There are some limits to the notion of overcoming and I argue in Brave New Avant Garde that institutionality is ambient, it’s not just a matter of specific buildings, organizations and managers. It’s more like what Pierre Bourdieu defined as the relation between the formal gaze and the working-class ethic. Institutionality has a bearing on all cultural production, whether it’s marginal, radical, underground, or arthouse. Since it’s almost impossible to escape discursive authority it’s maybe a better strategy to radically subjectivize our relation to the past and to the instituted forms of “dead labour.” This requires a kind of pervert’s or analyst’s sinthomeopathic identification with the predominant structures so that they can be made effective “for people, not profits.” Minimally, this would mean less garbage and better films overall. I think that all valuable “underground” art has had this kind of relation.
This is also to say something about the fate of radical artists as they become absorbed into capitalized or spectacular channels. Badiou tells us that we don’t necessarily need to worry about future artworks but that we can instead be faithful to the successful works of the past which were inventive and which, as Pasolini also said, have a tragic relation to the society around them because they were subtracted from norms of evaluation. It’s in this regard that as a writer I’ve so far paid particular attention to filmmakers like Herzog, Klein, Pasolini, and now Godard. It’s not enough for me to say like some sophomore who has just learned a little bit of theory that these are “consecrated” artists and that therefore the political thing to do is to focus on new talent or on marginal producers who have also made good work. It’s exactly that kind of temporalization of the avant-garde that I think we should avoid. I like filmmakers whose work allows me to think not only about their work but the society around it, in the present and maybe even in the future. Žižek talks about “signs from the future,” things that will become significant, that will come into visibility later on, but that we can barely recognize right now.
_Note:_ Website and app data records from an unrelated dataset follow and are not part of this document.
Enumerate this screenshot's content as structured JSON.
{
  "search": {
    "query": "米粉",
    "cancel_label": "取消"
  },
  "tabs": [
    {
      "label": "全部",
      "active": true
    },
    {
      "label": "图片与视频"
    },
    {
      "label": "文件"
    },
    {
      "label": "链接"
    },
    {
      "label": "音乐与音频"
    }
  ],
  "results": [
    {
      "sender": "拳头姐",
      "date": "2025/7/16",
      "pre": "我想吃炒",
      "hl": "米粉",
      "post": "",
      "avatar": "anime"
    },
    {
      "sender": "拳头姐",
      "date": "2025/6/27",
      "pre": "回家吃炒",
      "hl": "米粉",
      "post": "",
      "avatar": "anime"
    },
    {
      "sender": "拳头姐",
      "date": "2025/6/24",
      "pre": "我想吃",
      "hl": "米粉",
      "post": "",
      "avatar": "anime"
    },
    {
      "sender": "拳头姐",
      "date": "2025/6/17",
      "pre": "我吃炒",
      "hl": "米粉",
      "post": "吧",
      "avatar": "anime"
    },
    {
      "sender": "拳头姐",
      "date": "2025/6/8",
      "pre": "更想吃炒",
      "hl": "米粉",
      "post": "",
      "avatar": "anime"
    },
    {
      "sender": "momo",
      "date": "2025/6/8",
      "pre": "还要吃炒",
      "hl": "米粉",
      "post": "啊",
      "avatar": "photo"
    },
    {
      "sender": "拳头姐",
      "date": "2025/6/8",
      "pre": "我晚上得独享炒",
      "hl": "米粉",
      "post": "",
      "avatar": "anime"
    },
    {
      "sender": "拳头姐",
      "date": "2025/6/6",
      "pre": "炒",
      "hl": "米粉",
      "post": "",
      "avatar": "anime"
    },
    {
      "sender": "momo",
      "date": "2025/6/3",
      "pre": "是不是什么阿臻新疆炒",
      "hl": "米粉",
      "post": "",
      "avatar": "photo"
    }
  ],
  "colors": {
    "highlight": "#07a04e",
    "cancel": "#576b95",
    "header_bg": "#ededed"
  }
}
Global warming promises that the 21st century will be disastrous. Reactionaries like to think that technocratic managerialism will succeed in harnessing humanity’s technological prowess and that that will save us from our present dependence on fossil fuels. I’m not so optimistic. Artists and filmmakers in this context do not necessarily have to stop doing the best of what they’ve always done. Many great filmmakers have been the kinds of “good soldiers” that Herzog always says he hopes he has been.


Marc James Léger is a graduate of the doctoral programme in Visual & Cultural Studies at the University of Rochester. He has taught undergraduate courses in art history in Rochester, Thunder Bay, Lethbridge, Ottawa and Montreal. His writings in critical cultural theory have appeared in such places as Afterimage, Art Journal, C Magazine, Etc, Fuse, Journal of Aesthetics and Protest, Creative Industries Journal, RACAR and Third Text. He is editor of Culture and Contestation in the New Century and of the forthcoming The Idea of the Avant Garde – And What It Means Today. He is author of Brave New Avant Garde and of the forthcoming The Neoliberal Undead, both published by Zero Books. He blogs at